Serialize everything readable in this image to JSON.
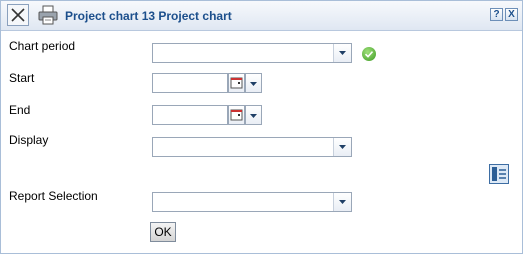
{
  "window": {
    "title": "Project chart 13 Project chart",
    "help_label": "?",
    "close_label": "X"
  },
  "icons": {
    "close": "close-icon",
    "print": "printer-icon",
    "valid": "check-circle-icon",
    "report": "report-icon",
    "calendar": "calendar-icon",
    "dropdown": "chevron-down-icon"
  },
  "form": {
    "chart_period": {
      "label": "Chart period",
      "value": ""
    },
    "start": {
      "label": "Start",
      "value": ""
    },
    "end": {
      "label": "End",
      "value": ""
    },
    "display": {
      "label": "Display",
      "value": ""
    },
    "report_selection": {
      "label": "Report Selection",
      "value": ""
    }
  },
  "actions": {
    "ok_label": "OK"
  },
  "colors": {
    "title_text": "#1c4f8c",
    "border": "#9aa7b8",
    "valid_green": "#3d9b23"
  }
}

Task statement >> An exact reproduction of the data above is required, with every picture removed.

Response >>
Serialize everything readable in this image to JSON.
{
  "window": {
    "title": "Project chart 13 Project chart",
    "help_label": "?",
    "close_label": "X"
  },
  "icons": {
    "close": "close-icon",
    "print": "printer-icon",
    "valid": "check-circle-icon",
    "report": "report-icon",
    "calendar": "calendar-icon",
    "dropdown": "chevron-down-icon"
  },
  "form": {
    "chart_period": {
      "label": "Chart period",
      "value": ""
    },
    "start": {
      "label": "Start",
      "value": ""
    },
    "end": {
      "label": "End",
      "value": ""
    },
    "display": {
      "label": "Display",
      "value": ""
    },
    "report_selection": {
      "label": "Report Selection",
      "value": ""
    }
  },
  "actions": {
    "ok_label": "OK"
  },
  "colors": {
    "title_text": "#1c4f8c",
    "border": "#9aa7b8",
    "valid_green": "#3d9b23"
  }
}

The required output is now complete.